→ **ACTIVITY**
Check every line of the records below for the string "values" and copy the ones that have it.
####################
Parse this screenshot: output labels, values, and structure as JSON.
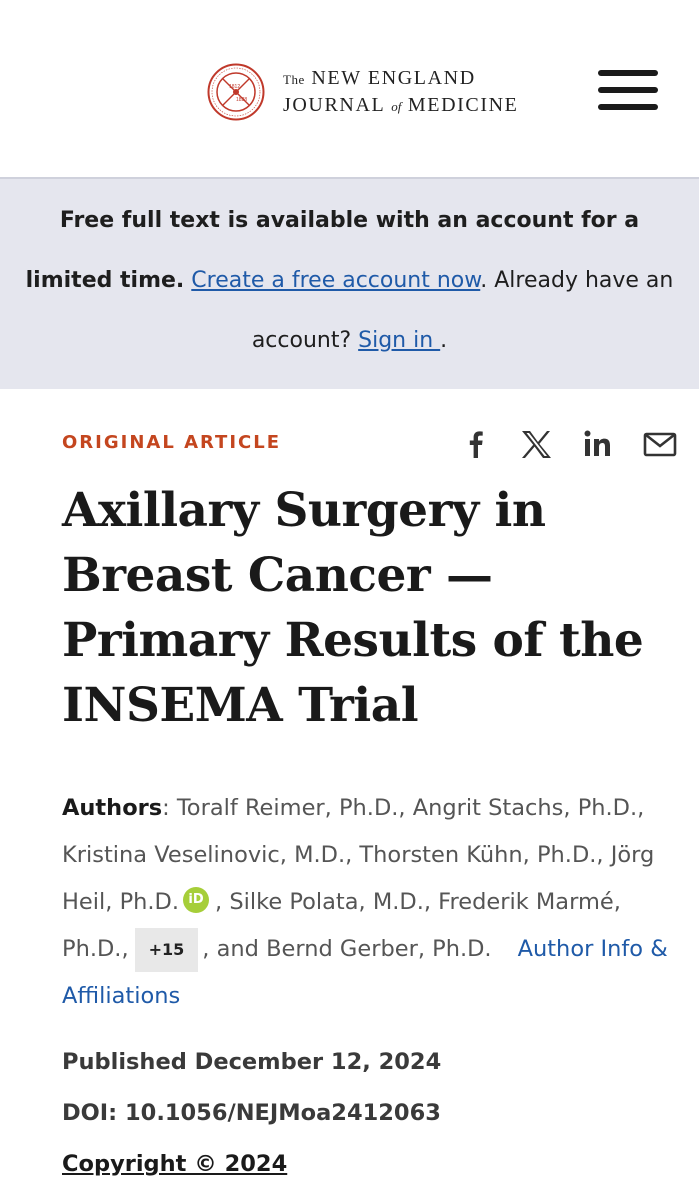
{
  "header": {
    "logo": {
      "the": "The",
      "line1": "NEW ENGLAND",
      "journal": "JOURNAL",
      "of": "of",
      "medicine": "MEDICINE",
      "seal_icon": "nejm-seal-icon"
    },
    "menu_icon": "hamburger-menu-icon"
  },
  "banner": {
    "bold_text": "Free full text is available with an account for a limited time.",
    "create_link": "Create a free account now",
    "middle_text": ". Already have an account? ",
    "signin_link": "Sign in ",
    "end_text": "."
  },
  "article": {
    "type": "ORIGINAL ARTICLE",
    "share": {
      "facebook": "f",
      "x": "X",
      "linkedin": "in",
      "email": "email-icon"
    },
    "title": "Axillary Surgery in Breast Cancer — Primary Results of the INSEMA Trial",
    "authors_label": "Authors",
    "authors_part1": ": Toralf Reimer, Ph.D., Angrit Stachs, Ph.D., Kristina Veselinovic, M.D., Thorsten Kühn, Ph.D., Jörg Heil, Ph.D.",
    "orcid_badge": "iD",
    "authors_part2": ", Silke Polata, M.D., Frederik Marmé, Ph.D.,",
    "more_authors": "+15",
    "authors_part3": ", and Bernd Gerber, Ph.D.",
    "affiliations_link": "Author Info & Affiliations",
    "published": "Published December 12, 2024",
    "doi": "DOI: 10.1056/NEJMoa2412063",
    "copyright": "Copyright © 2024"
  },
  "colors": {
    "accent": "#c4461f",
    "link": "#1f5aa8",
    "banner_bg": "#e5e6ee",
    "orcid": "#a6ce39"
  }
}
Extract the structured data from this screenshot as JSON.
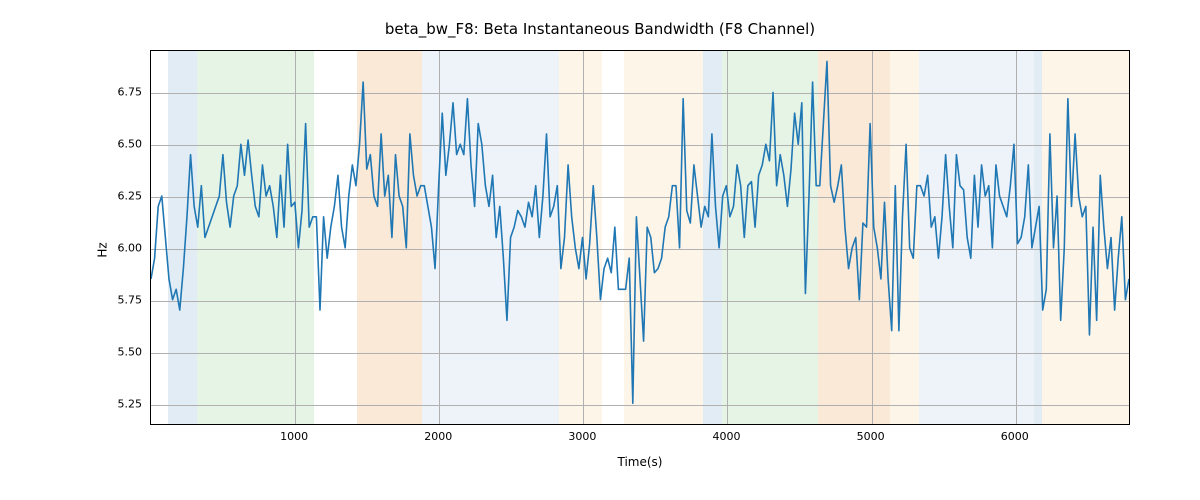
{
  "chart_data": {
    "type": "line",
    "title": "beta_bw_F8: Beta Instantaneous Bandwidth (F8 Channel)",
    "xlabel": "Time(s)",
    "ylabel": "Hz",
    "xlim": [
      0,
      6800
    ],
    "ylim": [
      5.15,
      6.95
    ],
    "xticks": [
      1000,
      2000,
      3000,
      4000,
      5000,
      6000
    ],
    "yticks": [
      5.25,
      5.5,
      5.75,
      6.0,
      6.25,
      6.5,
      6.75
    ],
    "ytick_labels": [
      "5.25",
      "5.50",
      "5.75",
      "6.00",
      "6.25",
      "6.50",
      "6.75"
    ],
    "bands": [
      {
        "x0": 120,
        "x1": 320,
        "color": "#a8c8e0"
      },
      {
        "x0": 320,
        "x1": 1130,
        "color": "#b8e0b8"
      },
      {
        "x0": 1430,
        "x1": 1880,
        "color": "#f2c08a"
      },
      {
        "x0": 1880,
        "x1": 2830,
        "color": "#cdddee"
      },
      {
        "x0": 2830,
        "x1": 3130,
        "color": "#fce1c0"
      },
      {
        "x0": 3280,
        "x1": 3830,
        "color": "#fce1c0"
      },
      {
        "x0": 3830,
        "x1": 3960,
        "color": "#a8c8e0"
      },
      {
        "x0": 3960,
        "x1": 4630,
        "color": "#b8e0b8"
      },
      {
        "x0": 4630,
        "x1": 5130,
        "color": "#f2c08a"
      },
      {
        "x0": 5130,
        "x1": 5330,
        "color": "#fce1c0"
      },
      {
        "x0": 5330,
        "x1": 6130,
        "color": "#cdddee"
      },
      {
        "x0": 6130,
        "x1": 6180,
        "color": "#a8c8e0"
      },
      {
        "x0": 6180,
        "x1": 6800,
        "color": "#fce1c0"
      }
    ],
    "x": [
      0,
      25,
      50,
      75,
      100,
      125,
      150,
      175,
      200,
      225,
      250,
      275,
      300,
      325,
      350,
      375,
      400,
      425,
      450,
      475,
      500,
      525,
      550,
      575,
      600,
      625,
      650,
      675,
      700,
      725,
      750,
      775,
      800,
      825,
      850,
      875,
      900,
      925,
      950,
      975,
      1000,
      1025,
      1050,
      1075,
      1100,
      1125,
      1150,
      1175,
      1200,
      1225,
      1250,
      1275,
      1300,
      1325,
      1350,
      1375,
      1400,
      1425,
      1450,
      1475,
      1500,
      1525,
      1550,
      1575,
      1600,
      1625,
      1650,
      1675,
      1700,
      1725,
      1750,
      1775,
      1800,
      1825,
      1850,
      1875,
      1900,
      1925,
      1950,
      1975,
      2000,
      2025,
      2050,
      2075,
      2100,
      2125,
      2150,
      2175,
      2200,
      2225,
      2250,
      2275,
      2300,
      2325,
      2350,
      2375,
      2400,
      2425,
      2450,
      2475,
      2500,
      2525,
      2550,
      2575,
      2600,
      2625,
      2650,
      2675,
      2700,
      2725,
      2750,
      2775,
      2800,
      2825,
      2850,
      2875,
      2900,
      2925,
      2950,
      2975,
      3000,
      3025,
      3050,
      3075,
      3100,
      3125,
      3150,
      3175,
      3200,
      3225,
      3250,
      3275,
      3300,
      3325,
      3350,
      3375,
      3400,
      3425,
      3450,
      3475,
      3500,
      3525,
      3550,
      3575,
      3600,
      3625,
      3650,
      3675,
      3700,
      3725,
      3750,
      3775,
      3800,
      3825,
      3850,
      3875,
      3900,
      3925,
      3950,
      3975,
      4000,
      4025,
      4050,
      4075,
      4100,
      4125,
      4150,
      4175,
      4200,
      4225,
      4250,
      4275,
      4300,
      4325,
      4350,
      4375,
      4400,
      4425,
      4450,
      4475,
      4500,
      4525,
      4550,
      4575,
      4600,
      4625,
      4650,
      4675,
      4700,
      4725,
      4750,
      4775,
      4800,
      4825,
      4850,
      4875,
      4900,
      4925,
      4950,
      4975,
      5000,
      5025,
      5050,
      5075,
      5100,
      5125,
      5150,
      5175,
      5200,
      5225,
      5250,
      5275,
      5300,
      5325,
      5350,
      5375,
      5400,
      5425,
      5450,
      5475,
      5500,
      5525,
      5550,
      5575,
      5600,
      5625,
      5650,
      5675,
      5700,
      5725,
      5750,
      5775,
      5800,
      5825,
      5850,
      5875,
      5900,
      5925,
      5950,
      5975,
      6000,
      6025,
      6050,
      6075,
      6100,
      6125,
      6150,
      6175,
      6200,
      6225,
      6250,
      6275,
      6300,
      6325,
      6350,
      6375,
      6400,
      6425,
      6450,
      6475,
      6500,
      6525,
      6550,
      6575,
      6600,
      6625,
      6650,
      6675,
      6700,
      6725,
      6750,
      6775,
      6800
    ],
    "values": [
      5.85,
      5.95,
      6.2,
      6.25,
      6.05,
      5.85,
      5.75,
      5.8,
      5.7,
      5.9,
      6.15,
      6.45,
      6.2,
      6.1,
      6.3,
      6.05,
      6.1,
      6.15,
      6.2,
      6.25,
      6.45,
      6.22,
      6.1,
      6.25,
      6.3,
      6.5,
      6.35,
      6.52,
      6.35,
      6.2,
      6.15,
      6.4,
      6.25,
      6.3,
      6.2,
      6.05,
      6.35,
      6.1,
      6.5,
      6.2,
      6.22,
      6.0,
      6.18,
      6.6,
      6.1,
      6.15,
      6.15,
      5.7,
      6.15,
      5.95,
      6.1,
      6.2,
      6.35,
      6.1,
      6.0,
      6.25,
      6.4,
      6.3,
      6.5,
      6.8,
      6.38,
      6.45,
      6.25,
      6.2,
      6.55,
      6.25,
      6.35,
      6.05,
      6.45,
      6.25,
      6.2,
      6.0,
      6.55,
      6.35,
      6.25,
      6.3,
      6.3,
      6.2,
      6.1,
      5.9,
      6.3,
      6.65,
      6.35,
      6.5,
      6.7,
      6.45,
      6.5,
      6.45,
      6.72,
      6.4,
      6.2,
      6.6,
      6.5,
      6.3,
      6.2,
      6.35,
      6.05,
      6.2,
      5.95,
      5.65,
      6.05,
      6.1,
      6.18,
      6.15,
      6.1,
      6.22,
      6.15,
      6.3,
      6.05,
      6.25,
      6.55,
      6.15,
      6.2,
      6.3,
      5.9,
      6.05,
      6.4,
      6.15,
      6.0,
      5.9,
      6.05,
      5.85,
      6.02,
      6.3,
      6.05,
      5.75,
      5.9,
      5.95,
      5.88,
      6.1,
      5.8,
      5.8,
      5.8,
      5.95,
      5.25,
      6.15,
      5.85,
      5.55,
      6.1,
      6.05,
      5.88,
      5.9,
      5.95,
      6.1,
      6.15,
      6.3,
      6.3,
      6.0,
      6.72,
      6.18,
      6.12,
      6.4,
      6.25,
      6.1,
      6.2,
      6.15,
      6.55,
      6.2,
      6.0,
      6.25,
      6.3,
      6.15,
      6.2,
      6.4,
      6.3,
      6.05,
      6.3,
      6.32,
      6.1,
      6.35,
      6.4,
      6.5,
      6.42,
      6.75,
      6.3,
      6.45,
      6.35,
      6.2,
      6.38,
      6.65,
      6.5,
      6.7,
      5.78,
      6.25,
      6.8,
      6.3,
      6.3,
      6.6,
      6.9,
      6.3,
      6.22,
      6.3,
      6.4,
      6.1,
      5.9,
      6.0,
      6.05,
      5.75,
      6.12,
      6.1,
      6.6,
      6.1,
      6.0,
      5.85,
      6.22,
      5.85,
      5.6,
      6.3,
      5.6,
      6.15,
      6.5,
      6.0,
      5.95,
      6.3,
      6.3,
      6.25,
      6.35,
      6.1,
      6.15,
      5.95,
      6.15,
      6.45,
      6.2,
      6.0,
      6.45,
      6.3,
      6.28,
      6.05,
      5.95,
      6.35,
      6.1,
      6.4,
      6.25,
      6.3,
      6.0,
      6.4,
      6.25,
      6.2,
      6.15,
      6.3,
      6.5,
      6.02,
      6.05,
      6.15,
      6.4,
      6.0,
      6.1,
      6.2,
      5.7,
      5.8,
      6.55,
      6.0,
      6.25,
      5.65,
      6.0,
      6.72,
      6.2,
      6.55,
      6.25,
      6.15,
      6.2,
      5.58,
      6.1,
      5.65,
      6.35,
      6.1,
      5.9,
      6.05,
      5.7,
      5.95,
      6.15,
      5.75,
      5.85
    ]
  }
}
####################
→ **THE ANSWER**
Parse this screenshot: output labels, values, and structure as JSON.
    "values": [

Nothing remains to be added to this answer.